Brief: Find every line of the records that has "icon" and return it.

*** Listed entries Section Begins ***

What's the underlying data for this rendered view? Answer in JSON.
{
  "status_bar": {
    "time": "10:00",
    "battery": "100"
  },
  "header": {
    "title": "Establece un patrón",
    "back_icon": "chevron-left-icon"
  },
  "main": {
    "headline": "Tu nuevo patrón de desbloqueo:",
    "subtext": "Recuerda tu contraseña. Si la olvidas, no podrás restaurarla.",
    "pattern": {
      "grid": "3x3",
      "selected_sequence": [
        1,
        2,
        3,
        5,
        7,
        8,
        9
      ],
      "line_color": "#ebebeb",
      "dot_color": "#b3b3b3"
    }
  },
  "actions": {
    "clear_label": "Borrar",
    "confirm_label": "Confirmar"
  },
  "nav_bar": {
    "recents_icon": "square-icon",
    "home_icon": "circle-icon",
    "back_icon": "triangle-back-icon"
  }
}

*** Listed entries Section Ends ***

Finished exercise:
    "back_icon": "chevron-left-icon"
    "recents_icon": "square-icon",
    "home_icon": "circle-icon",
    "back_icon": "triangle-back-icon"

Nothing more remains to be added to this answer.